So why does the passage show up in Tyndale’s English translation? Wallace suggests that Erasmus was shown a Greek manuscript that contained it. Apparently a Greek manuscript was created so that Erasmus would include the CJ: Link. It was in his third edition that Erasmus included the CJ.
But how did this passage get into the Latin manuscripts? Per Wallace, the CJ is a marginal note. Over time this margin note got added to the text. But it isn’t found in any Latin manuscripts before the 8th century (Link).
So to conclude. Is the KJV the best or most reliable translation? Based on this passage alone it doesn’t appear that this is the case.
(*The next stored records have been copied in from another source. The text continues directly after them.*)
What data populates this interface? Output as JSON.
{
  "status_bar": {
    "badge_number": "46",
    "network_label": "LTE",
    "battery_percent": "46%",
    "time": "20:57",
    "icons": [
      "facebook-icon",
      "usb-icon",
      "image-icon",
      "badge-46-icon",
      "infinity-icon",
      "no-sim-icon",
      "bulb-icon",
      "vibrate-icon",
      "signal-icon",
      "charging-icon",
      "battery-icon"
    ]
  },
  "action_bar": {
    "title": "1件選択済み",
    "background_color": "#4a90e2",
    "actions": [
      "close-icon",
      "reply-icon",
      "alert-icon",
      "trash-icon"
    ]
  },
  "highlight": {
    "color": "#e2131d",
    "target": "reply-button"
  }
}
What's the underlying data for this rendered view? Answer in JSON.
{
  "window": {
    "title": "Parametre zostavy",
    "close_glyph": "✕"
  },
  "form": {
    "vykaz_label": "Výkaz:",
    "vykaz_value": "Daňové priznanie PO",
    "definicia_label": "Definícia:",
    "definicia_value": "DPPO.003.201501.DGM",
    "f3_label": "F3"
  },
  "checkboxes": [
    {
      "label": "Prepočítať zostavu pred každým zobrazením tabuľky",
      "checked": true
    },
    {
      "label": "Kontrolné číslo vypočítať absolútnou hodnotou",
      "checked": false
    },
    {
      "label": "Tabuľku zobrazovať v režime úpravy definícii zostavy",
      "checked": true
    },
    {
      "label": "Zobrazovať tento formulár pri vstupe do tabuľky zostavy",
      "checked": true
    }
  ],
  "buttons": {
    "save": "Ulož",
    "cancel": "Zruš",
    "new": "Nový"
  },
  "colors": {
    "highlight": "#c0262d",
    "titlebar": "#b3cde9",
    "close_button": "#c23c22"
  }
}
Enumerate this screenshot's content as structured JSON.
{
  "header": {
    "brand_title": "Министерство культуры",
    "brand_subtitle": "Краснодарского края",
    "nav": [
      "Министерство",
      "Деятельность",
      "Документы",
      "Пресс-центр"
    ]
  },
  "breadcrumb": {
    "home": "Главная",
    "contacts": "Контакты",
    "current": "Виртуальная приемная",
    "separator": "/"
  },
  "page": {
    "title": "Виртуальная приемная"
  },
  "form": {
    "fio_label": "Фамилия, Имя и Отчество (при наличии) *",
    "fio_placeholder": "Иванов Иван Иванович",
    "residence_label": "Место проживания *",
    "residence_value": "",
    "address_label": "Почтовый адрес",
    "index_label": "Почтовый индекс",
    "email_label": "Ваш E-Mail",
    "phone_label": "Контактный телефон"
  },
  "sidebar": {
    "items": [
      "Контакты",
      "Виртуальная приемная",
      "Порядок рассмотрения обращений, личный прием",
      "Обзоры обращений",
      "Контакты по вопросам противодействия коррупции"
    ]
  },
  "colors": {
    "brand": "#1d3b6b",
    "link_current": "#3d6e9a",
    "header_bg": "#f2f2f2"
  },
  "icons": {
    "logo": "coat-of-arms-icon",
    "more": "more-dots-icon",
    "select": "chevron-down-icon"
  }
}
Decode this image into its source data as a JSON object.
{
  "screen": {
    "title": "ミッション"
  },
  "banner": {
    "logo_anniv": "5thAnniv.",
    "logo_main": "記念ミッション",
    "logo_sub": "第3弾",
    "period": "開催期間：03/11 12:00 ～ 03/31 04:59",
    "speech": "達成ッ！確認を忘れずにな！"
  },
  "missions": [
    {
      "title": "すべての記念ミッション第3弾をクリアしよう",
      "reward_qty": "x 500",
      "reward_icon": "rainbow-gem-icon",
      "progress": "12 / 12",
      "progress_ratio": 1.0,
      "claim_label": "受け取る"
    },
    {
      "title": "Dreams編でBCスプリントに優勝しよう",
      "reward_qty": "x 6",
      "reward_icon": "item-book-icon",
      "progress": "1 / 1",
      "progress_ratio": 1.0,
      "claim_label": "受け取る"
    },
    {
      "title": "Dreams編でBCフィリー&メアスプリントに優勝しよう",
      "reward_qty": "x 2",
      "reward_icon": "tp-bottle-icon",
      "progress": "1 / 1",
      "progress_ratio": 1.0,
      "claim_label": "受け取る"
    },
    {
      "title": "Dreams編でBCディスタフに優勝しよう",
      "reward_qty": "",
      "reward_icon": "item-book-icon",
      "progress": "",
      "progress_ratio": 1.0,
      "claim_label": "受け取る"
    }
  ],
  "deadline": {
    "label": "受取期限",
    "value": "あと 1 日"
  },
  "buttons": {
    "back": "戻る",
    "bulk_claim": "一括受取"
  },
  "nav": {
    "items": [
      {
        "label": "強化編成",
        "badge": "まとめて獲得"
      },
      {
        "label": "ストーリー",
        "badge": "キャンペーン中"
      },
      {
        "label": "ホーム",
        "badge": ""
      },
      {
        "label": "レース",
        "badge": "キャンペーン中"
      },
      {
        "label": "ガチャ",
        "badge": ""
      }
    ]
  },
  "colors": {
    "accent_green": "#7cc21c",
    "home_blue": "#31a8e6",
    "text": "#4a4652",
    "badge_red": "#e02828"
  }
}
Today we have over 5,000 Greek manuscripts to work from. The KJV was based on 7. We are much better off today when it comes to assessing the reliability of the texts than we were in the 1500’s.
Let me share one more thing. The CJ is not found in the Codex Vaticanus either. But don’t take my word for it. Examine it for yourself: screenshot. I’ve marked the verses. A direct link to the Vaticanus is here: Link (document 1441). You don’t need to be able to read Greek to see how short verse 7 is.
Some modern Greek bibles, however, do include the passage. Here is a link to see that: Link. Notice the bracket after the word μαρτυροῦντες that closes at the end of the verse (this signals that it’s not part of the original manuscript). Also, It’s helpful to know that majuscule (all upper case letters) have a few differences in letters. The modern Greek ς (sigma) is a C in ancient Greek. And the υ (upsilon) is more like a Y. And to save on space, the words Jesus Christ were shortened to IC and XC with a bar over it. This is known as a Nomina Sacra.